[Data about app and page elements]
=== Section Start ===
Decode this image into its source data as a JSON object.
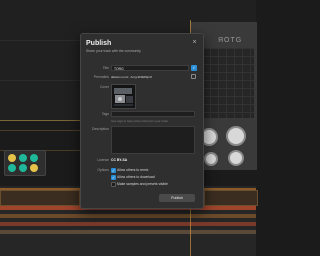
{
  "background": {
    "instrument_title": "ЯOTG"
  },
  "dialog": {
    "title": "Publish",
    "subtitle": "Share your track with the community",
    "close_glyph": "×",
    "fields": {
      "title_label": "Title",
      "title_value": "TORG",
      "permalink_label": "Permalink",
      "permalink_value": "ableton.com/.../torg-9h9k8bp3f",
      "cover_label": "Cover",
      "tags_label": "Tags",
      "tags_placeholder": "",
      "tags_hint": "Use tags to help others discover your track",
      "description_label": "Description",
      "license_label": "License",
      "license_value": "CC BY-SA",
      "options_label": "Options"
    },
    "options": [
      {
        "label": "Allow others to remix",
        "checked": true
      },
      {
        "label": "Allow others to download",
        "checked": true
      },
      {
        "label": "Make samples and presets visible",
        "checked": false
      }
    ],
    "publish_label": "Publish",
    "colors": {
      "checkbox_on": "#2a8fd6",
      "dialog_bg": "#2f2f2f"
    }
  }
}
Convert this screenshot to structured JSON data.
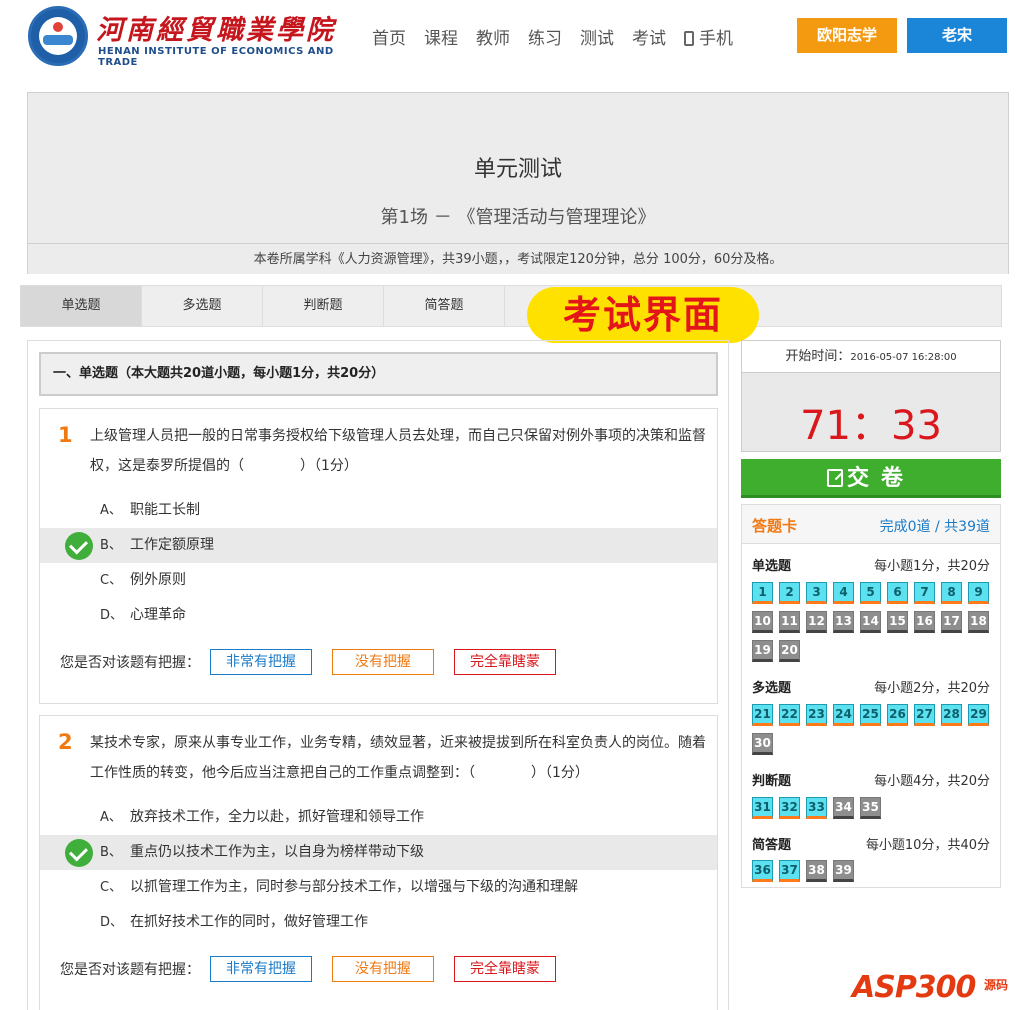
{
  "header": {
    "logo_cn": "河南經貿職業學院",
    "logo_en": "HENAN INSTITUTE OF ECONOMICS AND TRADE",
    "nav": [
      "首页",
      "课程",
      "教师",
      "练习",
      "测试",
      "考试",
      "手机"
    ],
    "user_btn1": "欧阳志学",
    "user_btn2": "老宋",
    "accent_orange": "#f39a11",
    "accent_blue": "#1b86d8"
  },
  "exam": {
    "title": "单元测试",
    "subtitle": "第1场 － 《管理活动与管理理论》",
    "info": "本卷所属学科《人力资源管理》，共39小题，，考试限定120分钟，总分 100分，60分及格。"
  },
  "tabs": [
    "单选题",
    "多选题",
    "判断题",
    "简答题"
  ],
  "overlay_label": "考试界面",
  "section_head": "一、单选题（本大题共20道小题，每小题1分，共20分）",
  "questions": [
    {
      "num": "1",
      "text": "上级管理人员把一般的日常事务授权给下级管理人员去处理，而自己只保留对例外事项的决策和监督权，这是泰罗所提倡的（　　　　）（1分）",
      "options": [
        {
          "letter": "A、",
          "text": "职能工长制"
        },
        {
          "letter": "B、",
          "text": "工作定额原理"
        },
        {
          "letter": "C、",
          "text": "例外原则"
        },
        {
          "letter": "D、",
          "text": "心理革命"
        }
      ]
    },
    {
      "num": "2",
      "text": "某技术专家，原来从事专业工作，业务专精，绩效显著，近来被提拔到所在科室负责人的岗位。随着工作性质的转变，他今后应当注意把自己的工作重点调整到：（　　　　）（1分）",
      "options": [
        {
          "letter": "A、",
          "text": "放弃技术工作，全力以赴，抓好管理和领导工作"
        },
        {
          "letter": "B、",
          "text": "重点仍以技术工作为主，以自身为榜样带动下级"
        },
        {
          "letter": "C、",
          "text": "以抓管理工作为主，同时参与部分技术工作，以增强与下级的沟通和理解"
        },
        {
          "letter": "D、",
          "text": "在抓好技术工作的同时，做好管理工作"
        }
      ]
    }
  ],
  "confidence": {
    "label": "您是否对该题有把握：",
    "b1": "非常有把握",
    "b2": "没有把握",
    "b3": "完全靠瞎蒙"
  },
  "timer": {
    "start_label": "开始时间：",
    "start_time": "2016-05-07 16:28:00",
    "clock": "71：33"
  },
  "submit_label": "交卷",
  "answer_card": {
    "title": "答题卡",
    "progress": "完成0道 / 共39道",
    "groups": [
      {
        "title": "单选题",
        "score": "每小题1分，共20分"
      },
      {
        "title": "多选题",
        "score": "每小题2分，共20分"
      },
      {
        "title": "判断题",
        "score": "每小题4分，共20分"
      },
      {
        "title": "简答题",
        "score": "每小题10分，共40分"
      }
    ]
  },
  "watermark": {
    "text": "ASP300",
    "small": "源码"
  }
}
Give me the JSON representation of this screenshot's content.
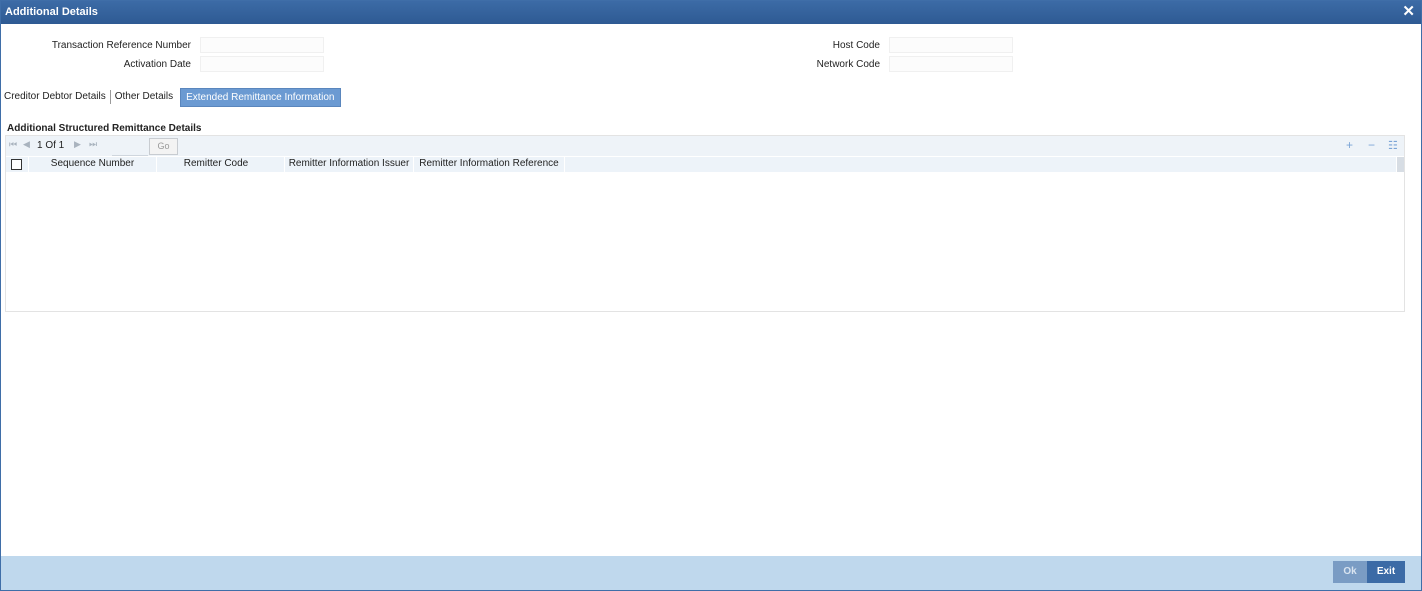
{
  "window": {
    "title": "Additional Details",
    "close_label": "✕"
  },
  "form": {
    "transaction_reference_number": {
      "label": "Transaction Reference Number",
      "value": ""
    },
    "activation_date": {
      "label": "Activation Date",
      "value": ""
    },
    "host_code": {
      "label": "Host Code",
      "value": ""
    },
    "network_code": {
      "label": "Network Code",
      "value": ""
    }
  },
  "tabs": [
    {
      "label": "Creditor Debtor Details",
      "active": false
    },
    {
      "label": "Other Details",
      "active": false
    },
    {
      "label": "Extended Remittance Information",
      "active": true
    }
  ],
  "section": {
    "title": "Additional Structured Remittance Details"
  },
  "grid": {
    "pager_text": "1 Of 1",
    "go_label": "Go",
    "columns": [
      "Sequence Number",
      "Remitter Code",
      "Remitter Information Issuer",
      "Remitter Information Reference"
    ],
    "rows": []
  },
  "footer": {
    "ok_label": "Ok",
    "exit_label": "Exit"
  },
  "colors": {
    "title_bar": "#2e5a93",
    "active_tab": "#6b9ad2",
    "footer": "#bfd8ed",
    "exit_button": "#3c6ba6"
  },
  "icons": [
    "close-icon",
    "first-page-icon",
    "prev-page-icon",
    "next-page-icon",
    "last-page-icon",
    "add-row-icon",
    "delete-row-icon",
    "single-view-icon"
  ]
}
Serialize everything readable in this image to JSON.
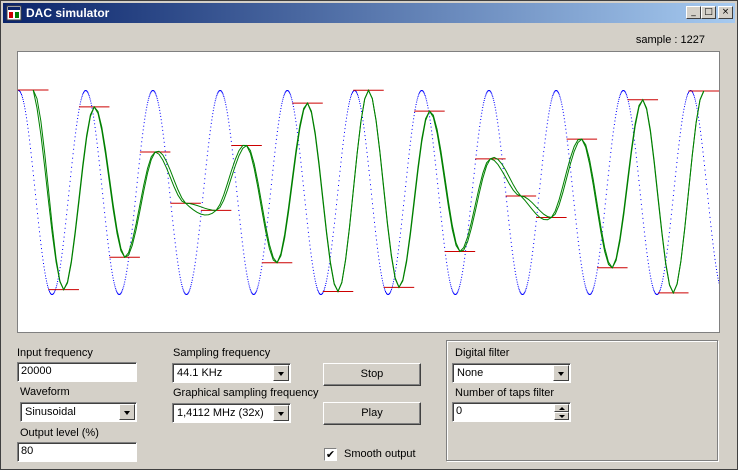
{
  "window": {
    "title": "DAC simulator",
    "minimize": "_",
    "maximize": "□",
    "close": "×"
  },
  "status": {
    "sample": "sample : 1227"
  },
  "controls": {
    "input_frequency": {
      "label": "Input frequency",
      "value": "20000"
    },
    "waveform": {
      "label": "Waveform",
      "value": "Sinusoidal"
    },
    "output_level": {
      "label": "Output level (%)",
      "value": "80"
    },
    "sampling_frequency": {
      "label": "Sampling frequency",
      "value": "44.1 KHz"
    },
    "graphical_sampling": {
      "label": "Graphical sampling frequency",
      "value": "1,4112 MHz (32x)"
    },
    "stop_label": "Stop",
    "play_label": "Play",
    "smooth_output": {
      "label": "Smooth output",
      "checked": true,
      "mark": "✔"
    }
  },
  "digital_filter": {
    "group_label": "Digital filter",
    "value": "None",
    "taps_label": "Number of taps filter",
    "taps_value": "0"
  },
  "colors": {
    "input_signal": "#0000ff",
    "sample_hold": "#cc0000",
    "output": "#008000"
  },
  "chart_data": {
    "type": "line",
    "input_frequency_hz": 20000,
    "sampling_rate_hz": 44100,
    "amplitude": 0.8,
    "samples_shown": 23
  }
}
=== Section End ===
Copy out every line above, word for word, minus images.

- [ANSWER]:
Decode this image into its source data as a JSON object.
{
  "background": {
    "instrument_title": "ЯOTG"
  },
  "dialog": {
    "title": "Publish",
    "subtitle": "Share your track with the community",
    "close_glyph": "×",
    "fields": {
      "title_label": "Title",
      "title_value": "TORG",
      "permalink_label": "Permalink",
      "permalink_value": "ableton.com/.../torg-9h9k8bp3f",
      "cover_label": "Cover",
      "tags_label": "Tags",
      "tags_placeholder": "",
      "tags_hint": "Use tags to help others discover your track",
      "description_label": "Description",
      "license_label": "License",
      "license_value": "CC BY-SA",
      "options_label": "Options"
    },
    "options": [
      {
        "label": "Allow others to remix",
        "checked": true
      },
      {
        "label": "Allow others to download",
        "checked": true
      },
      {
        "label": "Make samples and presets visible",
        "checked": false
      }
    ],
    "publish_label": "Publish",
    "colors": {
      "checkbox_on": "#2a8fd6",
      "dialog_bg": "#2f2f2f"
    }
  }
}
Convert this screenshot to structured JSON data.
{
  "header": {
    "logo_cn": "河南經貿職業學院",
    "logo_en": "HENAN INSTITUTE OF ECONOMICS AND TRADE",
    "nav": [
      "首页",
      "课程",
      "教师",
      "练习",
      "测试",
      "考试",
      "手机"
    ],
    "user_btn1": "欧阳志学",
    "user_btn2": "老宋",
    "accent_orange": "#f39a11",
    "accent_blue": "#1b86d8"
  },
  "exam": {
    "title": "单元测试",
    "subtitle": "第1场 － 《管理活动与管理理论》",
    "info": "本卷所属学科《人力资源管理》，共39小题，，考试限定120分钟，总分 100分，60分及格。"
  },
  "tabs": [
    "单选题",
    "多选题",
    "判断题",
    "简答题"
  ],
  "overlay_label": "考试界面",
  "section_head": "一、单选题（本大题共20道小题，每小题1分，共20分）",
  "questions": [
    {
      "num": "1",
      "text": "上级管理人员把一般的日常事务授权给下级管理人员去处理，而自己只保留对例外事项的决策和监督权，这是泰罗所提倡的（　　　　）（1分）",
      "options": [
        {
          "letter": "A、",
          "text": "职能工长制"
        },
        {
          "letter": "B、",
          "text": "工作定额原理"
        },
        {
          "letter": "C、",
          "text": "例外原则"
        },
        {
          "letter": "D、",
          "text": "心理革命"
        }
      ]
    },
    {
      "num": "2",
      "text": "某技术专家，原来从事专业工作，业务专精，绩效显著，近来被提拔到所在科室负责人的岗位。随着工作性质的转变，他今后应当注意把自己的工作重点调整到：（　　　　）（1分）",
      "options": [
        {
          "letter": "A、",
          "text": "放弃技术工作，全力以赴，抓好管理和领导工作"
        },
        {
          "letter": "B、",
          "text": "重点仍以技术工作为主，以自身为榜样带动下级"
        },
        {
          "letter": "C、",
          "text": "以抓管理工作为主，同时参与部分技术工作，以增强与下级的沟通和理解"
        },
        {
          "letter": "D、",
          "text": "在抓好技术工作的同时，做好管理工作"
        }
      ]
    }
  ],
  "confidence": {
    "label": "您是否对该题有把握：",
    "b1": "非常有把握",
    "b2": "没有把握",
    "b3": "完全靠瞎蒙"
  },
  "timer": {
    "start_label": "开始时间：",
    "start_time": "2016-05-07 16:28:00",
    "clock": "71：33"
  },
  "submit_label": "交卷",
  "answer_card": {
    "title": "答题卡",
    "progress": "完成0道 / 共39道",
    "groups": [
      {
        "title": "单选题",
        "score": "每小题1分，共20分"
      },
      {
        "title": "多选题",
        "score": "每小题2分，共20分"
      },
      {
        "title": "判断题",
        "score": "每小题4分，共20分"
      },
      {
        "title": "简答题",
        "score": "每小题10分，共40分"
      }
    ]
  },
  "watermark": {
    "text": "ASP300",
    "small": "源码"
  }
}
Give me the JSON representation of this screenshot's content.
{
  "window": {
    "title": "Additional Details",
    "close_label": "✕"
  },
  "form": {
    "transaction_reference_number": {
      "label": "Transaction Reference Number",
      "value": ""
    },
    "activation_date": {
      "label": "Activation Date",
      "value": ""
    },
    "host_code": {
      "label": "Host Code",
      "value": ""
    },
    "network_code": {
      "label": "Network Code",
      "value": ""
    }
  },
  "tabs": [
    {
      "label": "Creditor Debtor Details",
      "active": false
    },
    {
      "label": "Other Details",
      "active": false
    },
    {
      "label": "Extended Remittance Information",
      "active": true
    }
  ],
  "section": {
    "title": "Additional Structured Remittance Details"
  },
  "grid": {
    "pager_text": "1 Of 1",
    "go_label": "Go",
    "columns": [
      "Sequence Number",
      "Remitter Code",
      "Remitter Information Issuer",
      "Remitter Information Reference"
    ],
    "rows": []
  },
  "footer": {
    "ok_label": "Ok",
    "exit_label": "Exit"
  },
  "colors": {
    "title_bar": "#2e5a93",
    "active_tab": "#6b9ad2",
    "footer": "#bfd8ed",
    "exit_button": "#3c6ba6"
  },
  "icons": [
    "close-icon",
    "first-page-icon",
    "prev-page-icon",
    "next-page-icon",
    "last-page-icon",
    "add-row-icon",
    "delete-row-icon",
    "single-view-icon"
  ]
}
Serialize everything readable in this image to JSON.
{
  "window": {
    "title": "DAC simulator",
    "minimize": "_",
    "maximize": "□",
    "close": "×"
  },
  "status": {
    "sample": "sample : 1227"
  },
  "controls": {
    "input_frequency": {
      "label": "Input frequency",
      "value": "20000"
    },
    "waveform": {
      "label": "Waveform",
      "value": "Sinusoidal"
    },
    "output_level": {
      "label": "Output level (%)",
      "value": "80"
    },
    "sampling_frequency": {
      "label": "Sampling frequency",
      "value": "44.1 KHz"
    },
    "graphical_sampling": {
      "label": "Graphical sampling frequency",
      "value": "1,4112 MHz (32x)"
    },
    "stop_label": "Stop",
    "play_label": "Play",
    "smooth_output": {
      "label": "Smooth output",
      "checked": true,
      "mark": "✔"
    }
  },
  "digital_filter": {
    "group_label": "Digital filter",
    "value": "None",
    "taps_label": "Number of taps filter",
    "taps_value": "0"
  },
  "colors": {
    "input_signal": "#0000ff",
    "sample_hold": "#cc0000",
    "output": "#008000"
  },
  "chart_data": {
    "type": "line",
    "input_frequency_hz": 20000,
    "sampling_rate_hz": 44100,
    "amplitude": 0.8,
    "samples_shown": 23
  }
}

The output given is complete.